##### Available data #####

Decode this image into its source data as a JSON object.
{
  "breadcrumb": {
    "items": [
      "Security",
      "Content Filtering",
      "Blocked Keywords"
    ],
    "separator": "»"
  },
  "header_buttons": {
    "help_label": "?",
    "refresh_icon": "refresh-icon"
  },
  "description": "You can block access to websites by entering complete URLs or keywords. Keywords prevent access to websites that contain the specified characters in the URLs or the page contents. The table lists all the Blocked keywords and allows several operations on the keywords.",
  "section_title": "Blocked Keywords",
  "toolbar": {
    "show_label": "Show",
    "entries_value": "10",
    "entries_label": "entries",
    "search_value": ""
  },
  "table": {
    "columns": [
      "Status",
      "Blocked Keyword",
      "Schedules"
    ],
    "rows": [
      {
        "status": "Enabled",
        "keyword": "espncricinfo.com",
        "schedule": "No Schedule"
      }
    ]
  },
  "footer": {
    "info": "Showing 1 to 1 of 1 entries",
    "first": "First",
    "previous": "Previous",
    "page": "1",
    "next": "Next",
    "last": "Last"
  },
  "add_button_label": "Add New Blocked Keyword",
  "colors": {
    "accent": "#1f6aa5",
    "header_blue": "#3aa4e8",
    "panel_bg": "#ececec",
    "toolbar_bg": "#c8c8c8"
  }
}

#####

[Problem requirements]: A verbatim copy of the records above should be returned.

[Expected output]:
Decode this image into its source data as a JSON object.
{
  "breadcrumb": {
    "items": [
      "Security",
      "Content Filtering",
      "Blocked Keywords"
    ],
    "separator": "»"
  },
  "header_buttons": {
    "help_label": "?",
    "refresh_icon": "refresh-icon"
  },
  "description": "You can block access to websites by entering complete URLs or keywords. Keywords prevent access to websites that contain the specified characters in the URLs or the page contents. The table lists all the Blocked keywords and allows several operations on the keywords.",
  "section_title": "Blocked Keywords",
  "toolbar": {
    "show_label": "Show",
    "entries_value": "10",
    "entries_label": "entries",
    "search_value": ""
  },
  "table": {
    "columns": [
      "Status",
      "Blocked Keyword",
      "Schedules"
    ],
    "rows": [
      {
        "status": "Enabled",
        "keyword": "espncricinfo.com",
        "schedule": "No Schedule"
      }
    ]
  },
  "footer": {
    "info": "Showing 1 to 1 of 1 entries",
    "first": "First",
    "previous": "Previous",
    "page": "1",
    "next": "Next",
    "last": "Last"
  },
  "add_button_label": "Add New Blocked Keyword",
  "colors": {
    "accent": "#1f6aa5",
    "header_blue": "#3aa4e8",
    "panel_bg": "#ececec",
    "toolbar_bg": "#c8c8c8"
  }
}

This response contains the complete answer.